It is really easy to think of the Church as God’s palace and, therefore, baptism as God’s moat.
(Especially if you realize that the record of Solomon building God’s “Temple” and then his own “Palace” is a somewhat arbitrary English addition to the text. In the Hebrew, Solomon simply first build’s God’s great house and then his own great house. So all the passages about the Church as Temple of God could just as easily be about the Church as Palace of God, even though the language is Greek rather than Hebrew at that point.)
Crossing a boundary marked by water is labeled a baptism: “our fathers were all under the cloud, and all passed through the sea, and all were baptized into Moses in the cloud and in the sea” (1 Corinthians 10.1, 2).
And if crossing the Red Sea was a baptism, then so was the crossing of the Jordan, which included memorial signs and circumcisions at the next camp site (Joshua 3-5). And lets not forget the transition at the crossing of Zered. From Deuteronomy 2:
And we turned and went in the direction of the wilderness of Moab. And the Lord said to me, ‘Do not harass Moab or contend with them in battle, for I will not give you any of their land for a possession, because I have given Ar to the people of Lot for a possession.’ (The Emim formerly lived there, a people great and many, and tall as the Anakim. Like the Anakim they are also counted as Rephaim, but the Moabites call them Emim. The Horites also lived in Seir formerly, but the people of Esau dispossessed them and destroyed them from before them and settled in their place, as Israel did to the land of their possession, which the Lord gave to them.) ‘Now rise up and go over the brook Zered.’ So we went over the brook Zered. And the time from our leaving Kadesh-barnea until we crossed the brook Zered was thirty-eight years, until the entire generation, that is, the men of war, had perished from the camp, as the Lord had sworn to them. For indeed the hand of the Lord was against them, to destroy them from the camp, until they had perished.

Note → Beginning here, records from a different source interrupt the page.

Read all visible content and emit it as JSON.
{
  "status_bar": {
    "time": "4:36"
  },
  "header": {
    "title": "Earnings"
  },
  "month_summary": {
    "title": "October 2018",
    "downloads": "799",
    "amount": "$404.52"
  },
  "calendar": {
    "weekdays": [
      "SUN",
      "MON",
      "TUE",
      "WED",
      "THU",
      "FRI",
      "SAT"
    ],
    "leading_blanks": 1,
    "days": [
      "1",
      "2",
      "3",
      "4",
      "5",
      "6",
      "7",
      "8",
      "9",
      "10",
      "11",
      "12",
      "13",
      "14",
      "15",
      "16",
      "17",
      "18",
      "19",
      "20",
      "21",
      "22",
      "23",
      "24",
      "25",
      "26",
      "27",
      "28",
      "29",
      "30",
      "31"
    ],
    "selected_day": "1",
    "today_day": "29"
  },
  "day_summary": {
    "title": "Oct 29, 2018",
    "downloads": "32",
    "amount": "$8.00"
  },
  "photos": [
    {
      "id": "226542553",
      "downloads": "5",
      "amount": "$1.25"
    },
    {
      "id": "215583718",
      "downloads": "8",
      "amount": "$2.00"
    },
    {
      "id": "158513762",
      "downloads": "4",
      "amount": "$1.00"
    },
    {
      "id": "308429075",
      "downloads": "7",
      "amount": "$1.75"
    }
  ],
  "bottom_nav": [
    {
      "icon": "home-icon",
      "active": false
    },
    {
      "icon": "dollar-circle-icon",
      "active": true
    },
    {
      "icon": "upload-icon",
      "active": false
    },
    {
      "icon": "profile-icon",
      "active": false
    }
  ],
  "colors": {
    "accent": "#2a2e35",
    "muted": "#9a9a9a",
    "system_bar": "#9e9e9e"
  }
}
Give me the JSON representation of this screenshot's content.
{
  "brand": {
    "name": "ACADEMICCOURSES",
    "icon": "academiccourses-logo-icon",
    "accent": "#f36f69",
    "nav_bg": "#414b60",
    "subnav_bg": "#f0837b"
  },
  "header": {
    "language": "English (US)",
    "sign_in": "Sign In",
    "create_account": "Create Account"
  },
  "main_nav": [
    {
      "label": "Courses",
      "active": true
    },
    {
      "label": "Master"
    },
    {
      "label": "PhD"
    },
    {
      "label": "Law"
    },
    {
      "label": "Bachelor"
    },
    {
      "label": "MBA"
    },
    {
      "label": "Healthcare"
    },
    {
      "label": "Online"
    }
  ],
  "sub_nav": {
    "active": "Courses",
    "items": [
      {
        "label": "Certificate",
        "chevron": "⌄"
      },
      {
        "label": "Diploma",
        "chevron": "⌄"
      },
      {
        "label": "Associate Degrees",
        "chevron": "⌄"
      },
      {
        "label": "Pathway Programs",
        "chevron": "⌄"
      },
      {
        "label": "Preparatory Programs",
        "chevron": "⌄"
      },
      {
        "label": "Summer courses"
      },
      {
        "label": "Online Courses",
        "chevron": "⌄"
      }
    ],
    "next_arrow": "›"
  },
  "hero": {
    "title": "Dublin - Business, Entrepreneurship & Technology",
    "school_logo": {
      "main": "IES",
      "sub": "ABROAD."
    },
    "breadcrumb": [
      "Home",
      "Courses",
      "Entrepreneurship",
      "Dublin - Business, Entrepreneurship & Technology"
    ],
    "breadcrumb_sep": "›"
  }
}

So as soon as all the men of war had perished and were dead from among the people, the Lord said to me, ‘Today you are to cross the border of Moab at Ar. And when you approach the territory of the people of Ammon, do not harass them or contend with them, for I will not give you any of the land of the people of Ammon as a possession, because I have given it to the sons of Lot for a possession.’
So crossing over/through water seems to be the way one gets into the Kingdom. This is related to baptism and fits into our moat analogy…

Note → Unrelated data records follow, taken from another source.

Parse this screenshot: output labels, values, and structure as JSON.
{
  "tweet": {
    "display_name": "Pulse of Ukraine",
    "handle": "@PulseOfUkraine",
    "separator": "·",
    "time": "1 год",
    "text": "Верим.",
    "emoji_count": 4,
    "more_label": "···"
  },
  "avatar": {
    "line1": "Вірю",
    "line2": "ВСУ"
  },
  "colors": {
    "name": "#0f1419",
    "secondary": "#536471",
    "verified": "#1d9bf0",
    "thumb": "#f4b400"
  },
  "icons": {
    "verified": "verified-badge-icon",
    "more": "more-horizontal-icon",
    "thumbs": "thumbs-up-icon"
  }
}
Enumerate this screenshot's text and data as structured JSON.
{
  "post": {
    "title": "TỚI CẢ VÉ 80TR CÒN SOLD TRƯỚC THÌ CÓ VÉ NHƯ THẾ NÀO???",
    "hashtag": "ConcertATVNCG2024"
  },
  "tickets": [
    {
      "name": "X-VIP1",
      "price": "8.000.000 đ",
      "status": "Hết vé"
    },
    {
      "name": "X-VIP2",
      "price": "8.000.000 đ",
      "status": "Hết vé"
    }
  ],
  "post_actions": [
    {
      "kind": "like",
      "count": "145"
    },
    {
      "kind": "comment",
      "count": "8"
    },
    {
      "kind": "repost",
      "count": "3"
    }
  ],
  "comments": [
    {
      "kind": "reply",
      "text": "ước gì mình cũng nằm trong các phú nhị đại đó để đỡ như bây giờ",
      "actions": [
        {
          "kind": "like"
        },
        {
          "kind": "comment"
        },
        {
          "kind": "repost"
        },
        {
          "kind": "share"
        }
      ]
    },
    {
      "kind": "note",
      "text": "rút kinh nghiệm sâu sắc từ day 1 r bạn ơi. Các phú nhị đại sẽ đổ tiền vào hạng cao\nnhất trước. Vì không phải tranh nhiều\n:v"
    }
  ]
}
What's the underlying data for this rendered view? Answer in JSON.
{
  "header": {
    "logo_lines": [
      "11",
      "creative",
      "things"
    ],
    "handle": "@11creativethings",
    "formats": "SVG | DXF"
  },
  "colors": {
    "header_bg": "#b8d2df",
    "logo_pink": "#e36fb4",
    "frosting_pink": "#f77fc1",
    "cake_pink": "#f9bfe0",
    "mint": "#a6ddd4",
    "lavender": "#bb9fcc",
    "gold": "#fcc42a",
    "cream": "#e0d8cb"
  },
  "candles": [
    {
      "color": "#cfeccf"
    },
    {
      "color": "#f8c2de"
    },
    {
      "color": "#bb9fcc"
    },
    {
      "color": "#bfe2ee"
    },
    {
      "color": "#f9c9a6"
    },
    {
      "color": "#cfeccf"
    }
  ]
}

But it doesn’t keep enough people out to really qualify as a moat. Frankly, baptism is more like the drawbridge. The whole point of baptism is how many people that it includes.
1 Corinthians 10:

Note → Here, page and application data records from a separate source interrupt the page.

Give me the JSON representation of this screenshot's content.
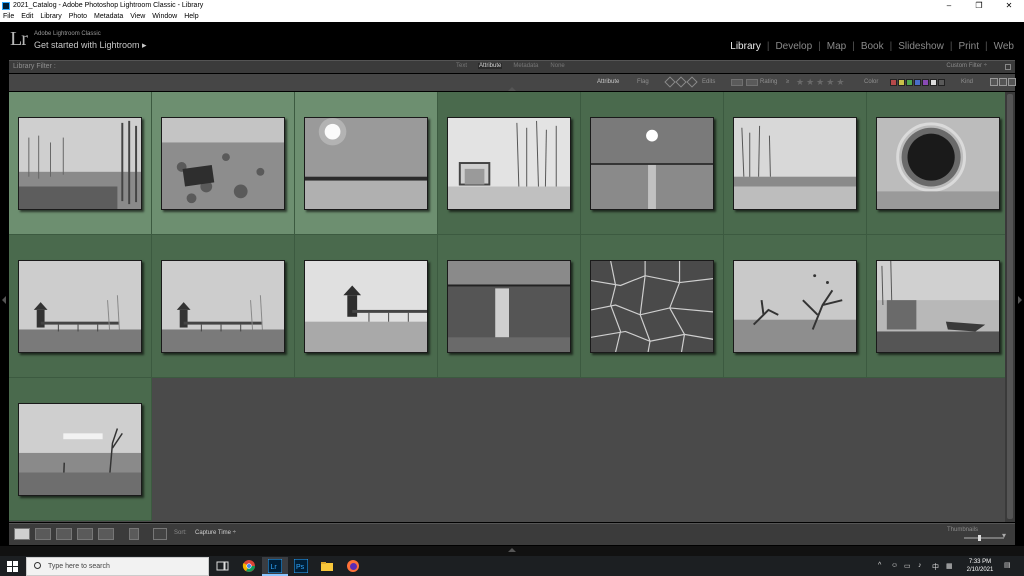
{
  "window": {
    "title": "2021_Catalog - Adobe Photoshop Lightroom Classic - Library",
    "minimize": "–",
    "maximize": "❐",
    "close": "✕"
  },
  "menu": [
    "File",
    "Edit",
    "Library",
    "Photo",
    "Metadata",
    "View",
    "Window",
    "Help"
  ],
  "identity": {
    "logo": "Lr",
    "subtitle": "Adobe Lightroom Classic",
    "get_started": "Get started with Lightroom  ▸"
  },
  "modules": [
    "Library",
    "Develop",
    "Map",
    "Book",
    "Slideshow",
    "Print",
    "Web"
  ],
  "active_module": "Library",
  "filter": {
    "label": "Library Filter :",
    "tabs": [
      "Text",
      "Attribute",
      "Metadata",
      "None"
    ],
    "active_tab": "Attribute",
    "preset": "Custom Filter ÷",
    "attribute_label": "Attribute",
    "flag_label": "Flag",
    "edits_label": "Edits",
    "rating_label": "Rating",
    "rating_op": "≥",
    "color_label": "Color",
    "kind_label": "Kind",
    "label_colors": [
      "#b54a4a",
      "#c9c24a",
      "#4fa64f",
      "#4a6ec9",
      "#8a4ab5",
      "#dcdcdc",
      "#5a5a5a"
    ]
  },
  "thumbnails": [
    {
      "scene": "fog-trees",
      "selected": true
    },
    {
      "scene": "rocky-shore",
      "selected": true
    },
    {
      "scene": "sun-horizon",
      "selected": true
    },
    {
      "scene": "structure-trees",
      "selected": false
    },
    {
      "scene": "sun-water",
      "selected": false
    },
    {
      "scene": "bare-trees-shore",
      "selected": false
    },
    {
      "scene": "pipe-tunnel",
      "selected": false
    },
    {
      "scene": "pavilion-pier",
      "selected": false
    },
    {
      "scene": "pavilion-pier",
      "selected": false
    },
    {
      "scene": "pavilion-pier-close",
      "selected": false
    },
    {
      "scene": "sun-glare-water",
      "selected": false
    },
    {
      "scene": "cracked-earth",
      "selected": false
    },
    {
      "scene": "driftwood",
      "selected": false
    },
    {
      "scene": "boat-shore",
      "selected": false
    },
    {
      "scene": "dead-branch-shore",
      "selected": false
    }
  ],
  "toolbar": {
    "sort_label": "Sort:",
    "sort_value": "Capture Time ÷",
    "thumbnails_label": "Thumbnails"
  },
  "taskbar": {
    "search_placeholder": "Type here to search",
    "time": "7:33 PM",
    "date": "2/10/2021"
  }
}
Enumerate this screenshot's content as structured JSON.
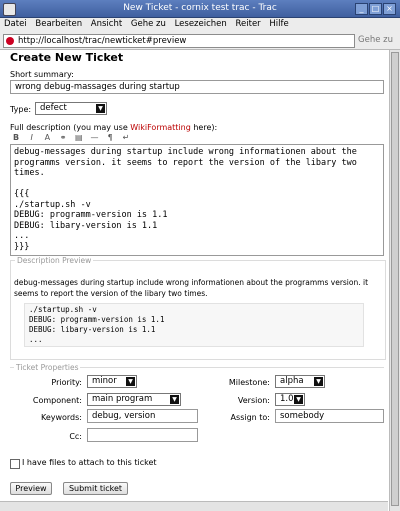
{
  "window": {
    "title": "New Ticket - cornix test trac - Trac"
  },
  "menu": [
    "Datei",
    "Bearbeiten",
    "Ansicht",
    "Gehe zu",
    "Lesezeichen",
    "Reiter",
    "Hilfe"
  ],
  "address": {
    "url": "http://localhost/trac/newticket#preview",
    "go_label": "Gehe zu"
  },
  "form": {
    "heading": "Create New Ticket",
    "summary_label": "Short summary:",
    "summary_value": "wrong debug-massages during startup",
    "type_label": "Type:",
    "type_value": "defect",
    "description_label_prefix": "Full description (you may use ",
    "description_label_link": "WikiFormatting",
    "description_label_suffix": " here):",
    "description_lines": [
      "debug-messages during startup include wrong informationen about the",
      "programms version. it seems to report the version of the libary two",
      "times.",
      "",
      "{{{",
      "./startup.sh -v",
      "DEBUG: programm-version is 1.1",
      "DEBUG: libary-version is 1.1",
      "...",
      "}}}"
    ],
    "toolbar_icons": [
      "bold-icon",
      "italic-icon",
      "heading-icon",
      "link-icon",
      "code-icon",
      "hr-icon",
      "paragraph-icon",
      "linebreak-icon"
    ]
  },
  "preview": {
    "legend": "Description Preview",
    "text": "debug-messages during startup include wrong informationen about the programms version. it seems to report the version of the libary two times.",
    "code_lines": [
      "./startup.sh -v",
      "DEBUG: programm-version is 1.1",
      "DEBUG: libary-version is 1.1",
      "..."
    ]
  },
  "properties": {
    "legend": "Ticket Properties",
    "priority_label": "Priority:",
    "priority_value": "minor",
    "component_label": "Component:",
    "component_value": "main program",
    "keywords_label": "Keywords:",
    "keywords_value": "debug, version",
    "cc_label": "Cc:",
    "cc_value": "",
    "milestone_label": "Milestone:",
    "milestone_value": "alpha",
    "version_label": "Version:",
    "version_value": "1.0",
    "assign_label": "Assign to:",
    "assign_value": "somebody"
  },
  "attach_label": "I have files to attach to this ticket",
  "buttons": {
    "preview": "Preview",
    "submit": "Submit ticket"
  },
  "colors": {
    "link": "#bb0000",
    "titlebar": "#4e6fb0"
  }
}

For just as the body is one and has many members, and all the members of the body, though many, are one body, so it is with Christ. For in one Spirit we were all baptized into one body—Jews or Greeks, slaves or free—and all were made to drink of one Spirit.
For the body does not consist of one member but of many. If the foot should say, “Because I am not a hand, I do not belong to the body,” that would not make it any less a part of the body. And if the ear should say, “Because I am not an eye, I do not belong to the body,” that would not make it any less a part of the body. If the whole body were an eye, where would be the sense of hearing? If the whole body were an ear, where would be the sense of smell? But as it is, God arranged the members in the body, each one of them, as he chose. If all were a single member, where would the body be? As it is, there are many parts, yet one body.
The eye cannot say to the hand, “I have no need of you,” nor again the head to the feet, “I have no need of you.” On the contrary, the parts of the body that seem to be weaker are indispensable, and on those parts of the body that we think less honorable we bestow the greater honor, and our unpresentable parts are treated with greater modesty, which our more presentable parts do not require. But God has so composed the body, giving greater honor to the part that lacked it, that there may be no division in the body, but that the members may have the same care for one another. If one member suffers, all suffer together; if one member is honored, all rejoice together.
Now you are the body of Christ and individually members of it.
If someone wants to start a movement, it is easy to see benefits in raising “the cost of admission” to make sure you get committed people and entice coinverts by the prospect of being able to count themselves heroes. But God doesn’t ask us to swim through deadly waters. He just invites us with a bit of Spiritual moisture.
The heroic effort comes later, mainly in the form of the challenge of welcoming and loving one another, even the “least.”